▸ PROBLEM DESCRIPTION: Match on the string "email" in the entries below and return every matching line.

▸ STORED DATA:
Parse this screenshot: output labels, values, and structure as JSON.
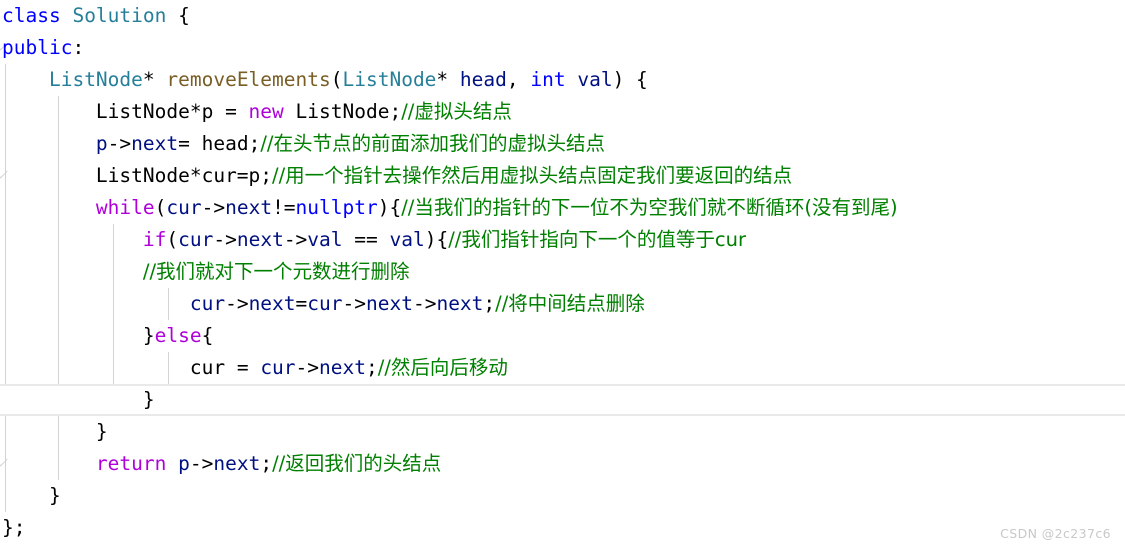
{
  "editor": {
    "language": "cpp",
    "theme": "light-plus",
    "font_size_px": 19.5,
    "line_height_px": 32,
    "highlighted_line_index": 12,
    "colors": {
      "background": "#ffffff",
      "keyword": "#0000ff",
      "control_keyword": "#af00db",
      "type": "#267f99",
      "function": "#795e26",
      "variable": "#001080",
      "comment": "#008000",
      "punctuation": "#000000",
      "indent_guide": "#d3d3d3",
      "line_highlight_border": "#e9e9e9",
      "watermark": "#c8c8c8"
    },
    "indent_guides_x": [
      5,
      58,
      113,
      168
    ]
  },
  "watermark": {
    "text": "CSDN @2c237c6"
  },
  "code": {
    "lines": [
      {
        "indent": 0,
        "tokens": [
          {
            "t": "class",
            "c": "kw"
          },
          {
            "t": " ",
            "c": "plain"
          },
          {
            "t": "Solution",
            "c": "type"
          },
          {
            "t": " {",
            "c": "punct"
          }
        ]
      },
      {
        "indent": 0,
        "tokens": [
          {
            "t": "public",
            "c": "kw"
          },
          {
            "t": ":",
            "c": "punct"
          }
        ]
      },
      {
        "indent": 1,
        "tokens": [
          {
            "t": "ListNode",
            "c": "type"
          },
          {
            "t": "* ",
            "c": "punct"
          },
          {
            "t": "removeElements",
            "c": "fn"
          },
          {
            "t": "(",
            "c": "punct"
          },
          {
            "t": "ListNode",
            "c": "type"
          },
          {
            "t": "* ",
            "c": "punct"
          },
          {
            "t": "head",
            "c": "var"
          },
          {
            "t": ", ",
            "c": "punct"
          },
          {
            "t": "int",
            "c": "kw"
          },
          {
            "t": " ",
            "c": "plain"
          },
          {
            "t": "val",
            "c": "var"
          },
          {
            "t": ") {",
            "c": "punct"
          }
        ]
      },
      {
        "indent": 2,
        "tokens": [
          {
            "t": "ListNode",
            "c": "plain"
          },
          {
            "t": "*p = ",
            "c": "punct"
          },
          {
            "t": "new",
            "c": "ctrl"
          },
          {
            "t": " ",
            "c": "plain"
          },
          {
            "t": "ListNode",
            "c": "plain"
          },
          {
            "t": ";",
            "c": "punct"
          },
          {
            "t": "//虚拟头结点",
            "c": "cmt"
          }
        ]
      },
      {
        "indent": 2,
        "tokens": [
          {
            "t": "p",
            "c": "var"
          },
          {
            "t": "->",
            "c": "punct"
          },
          {
            "t": "next",
            "c": "var"
          },
          {
            "t": "= ",
            "c": "punct"
          },
          {
            "t": "head",
            "c": "plain"
          },
          {
            "t": ";",
            "c": "punct"
          },
          {
            "t": "//在头节点的前面添加我们的虚拟头结点",
            "c": "cmt"
          }
        ]
      },
      {
        "indent": 2,
        "tokens": [
          {
            "t": "ListNode",
            "c": "plain"
          },
          {
            "t": "*cur=p;",
            "c": "punct"
          },
          {
            "t": "//用一个指针去操作然后用虚拟头结点固定我们要返回的结点",
            "c": "cmt"
          }
        ]
      },
      {
        "indent": 2,
        "tokens": [
          {
            "t": "while",
            "c": "ctrl"
          },
          {
            "t": "(",
            "c": "punct"
          },
          {
            "t": "cur",
            "c": "var"
          },
          {
            "t": "->",
            "c": "punct"
          },
          {
            "t": "next",
            "c": "var"
          },
          {
            "t": "!=",
            "c": "punct"
          },
          {
            "t": "nullptr",
            "c": "kw"
          },
          {
            "t": "){",
            "c": "punct"
          },
          {
            "t": "//当我们的指针的下一位不为空我们就不断循环(没有到尾)",
            "c": "cmt"
          }
        ]
      },
      {
        "indent": 3,
        "tokens": [
          {
            "t": "if",
            "c": "ctrl"
          },
          {
            "t": "(",
            "c": "punct"
          },
          {
            "t": "cur",
            "c": "var"
          },
          {
            "t": "->",
            "c": "punct"
          },
          {
            "t": "next",
            "c": "var"
          },
          {
            "t": "->",
            "c": "punct"
          },
          {
            "t": "val",
            "c": "var"
          },
          {
            "t": " == ",
            "c": "punct"
          },
          {
            "t": "val",
            "c": "var"
          },
          {
            "t": "){",
            "c": "punct"
          },
          {
            "t": "//我们指针指向下一个的值等于cur",
            "c": "cmt"
          }
        ]
      },
      {
        "indent": 3,
        "tokens": [
          {
            "t": "//我们就对下一个元数进行删除",
            "c": "cmt"
          }
        ]
      },
      {
        "indent": 4,
        "tokens": [
          {
            "t": "cur",
            "c": "var"
          },
          {
            "t": "->",
            "c": "punct"
          },
          {
            "t": "next",
            "c": "var"
          },
          {
            "t": "=",
            "c": "punct"
          },
          {
            "t": "cur",
            "c": "var"
          },
          {
            "t": "->",
            "c": "punct"
          },
          {
            "t": "next",
            "c": "var"
          },
          {
            "t": "->",
            "c": "punct"
          },
          {
            "t": "next",
            "c": "var"
          },
          {
            "t": ";",
            "c": "punct"
          },
          {
            "t": "//将中间结点删除",
            "c": "cmt"
          }
        ]
      },
      {
        "indent": 3,
        "tokens": [
          {
            "t": "}",
            "c": "punct"
          },
          {
            "t": "else",
            "c": "ctrl"
          },
          {
            "t": "{",
            "c": "punct"
          }
        ]
      },
      {
        "indent": 4,
        "tokens": [
          {
            "t": "cur",
            "c": "plain"
          },
          {
            "t": " = ",
            "c": "punct"
          },
          {
            "t": "cur",
            "c": "var"
          },
          {
            "t": "->",
            "c": "punct"
          },
          {
            "t": "next",
            "c": "var"
          },
          {
            "t": ";",
            "c": "punct"
          },
          {
            "t": "//然后向后移动",
            "c": "cmt"
          }
        ]
      },
      {
        "indent": 3,
        "tokens": [
          {
            "t": "}",
            "c": "punct"
          }
        ]
      },
      {
        "indent": 2,
        "tokens": [
          {
            "t": "}",
            "c": "punct"
          }
        ]
      },
      {
        "indent": 2,
        "tokens": [
          {
            "t": "return",
            "c": "ctrl"
          },
          {
            "t": " ",
            "c": "plain"
          },
          {
            "t": "p",
            "c": "var"
          },
          {
            "t": "->",
            "c": "punct"
          },
          {
            "t": "next",
            "c": "var"
          },
          {
            "t": ";",
            "c": "punct"
          },
          {
            "t": "//返回我们的头结点",
            "c": "cmt"
          }
        ]
      },
      {
        "indent": 1,
        "tokens": [
          {
            "t": "}",
            "c": "punct"
          }
        ]
      },
      {
        "indent": 0,
        "tokens": [
          {
            "t": "};",
            "c": "punct"
          }
        ]
      }
    ]
  }
}
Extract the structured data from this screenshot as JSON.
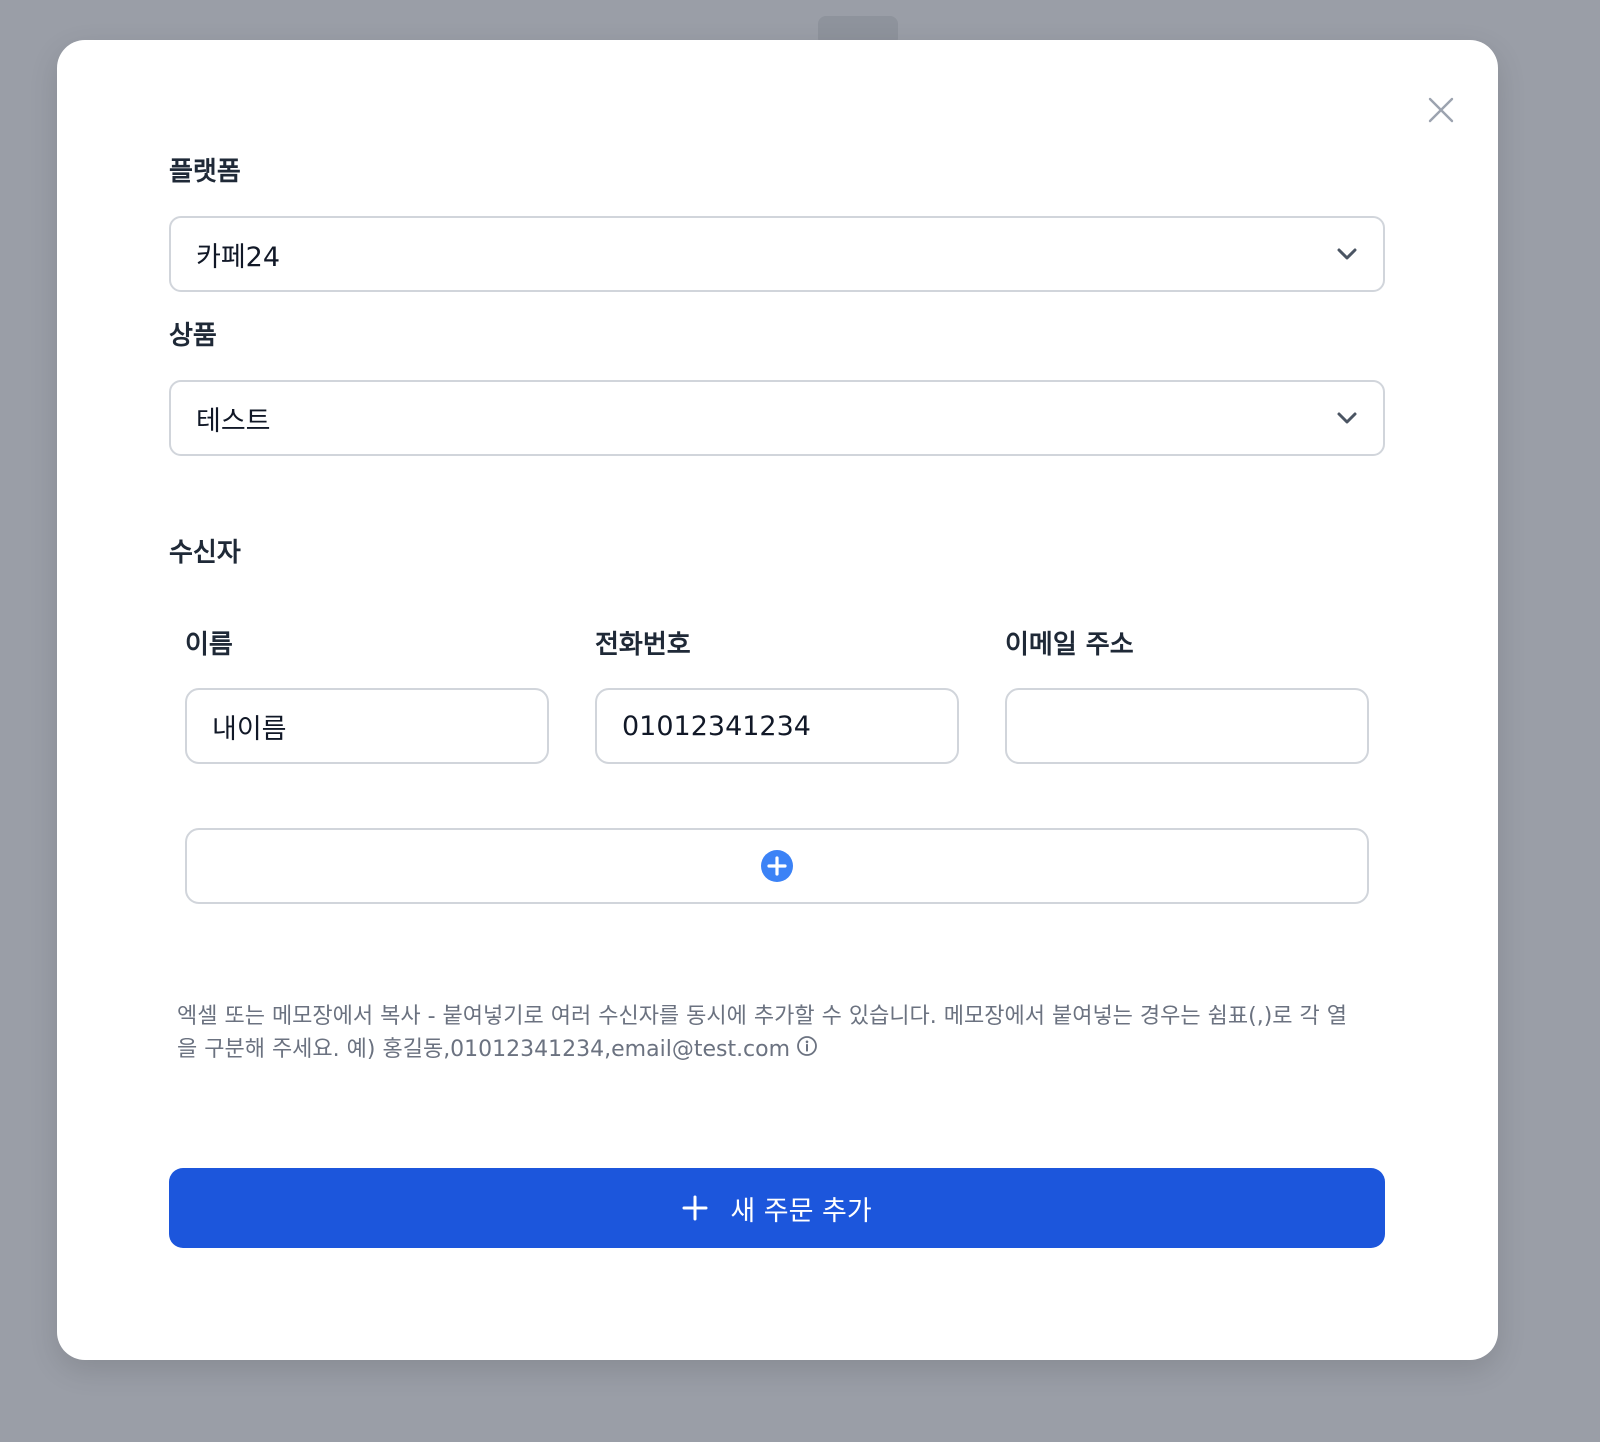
{
  "form": {
    "platform": {
      "label": "플랫폼",
      "value": "카페24"
    },
    "product": {
      "label": "상품",
      "value": "테스트"
    },
    "recipients": {
      "section_title": "수신자",
      "columns": {
        "name": "이름",
        "phone": "전화번호",
        "email": "이메일 주소"
      },
      "row": {
        "name": "내이름",
        "phone": "01012341234",
        "email": ""
      }
    },
    "help_text": "엑셀 또는 메모장에서 복사 - 붙여넣기로 여러 수신자를 동시에 추가할 수 있습니다. 메모장에서 붙여넣는 경우는 쉼표(,)로 각 열을 구분해 주세요. 예) 홍길동,01012341234,email@test.com",
    "submit_label": "새 주문 추가"
  },
  "colors": {
    "primary": "#1c56dc",
    "add_icon": "#3b82f6",
    "border": "#d1d5db",
    "backdrop": "#9a9ea7"
  },
  "icons": {
    "close": "close-icon",
    "chevron": "chevron-down-icon",
    "add_row": "plus-circle-icon",
    "info": "info-icon",
    "submit": "plus-icon"
  }
}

▸ ANSWER AREA:
        "email": "이메일 주소"
        "email": ""
    "help_text": "엑셀 또는 메모장에서 복사 - 붙여넣기로 여러 수신자를 동시에 추가할 수 있습니다. 메모장에서 붙여넣는 경우는 쉼표(,)로 각 열을 구분해 주세요. 예) 홍길동,01012341234,email@test.com",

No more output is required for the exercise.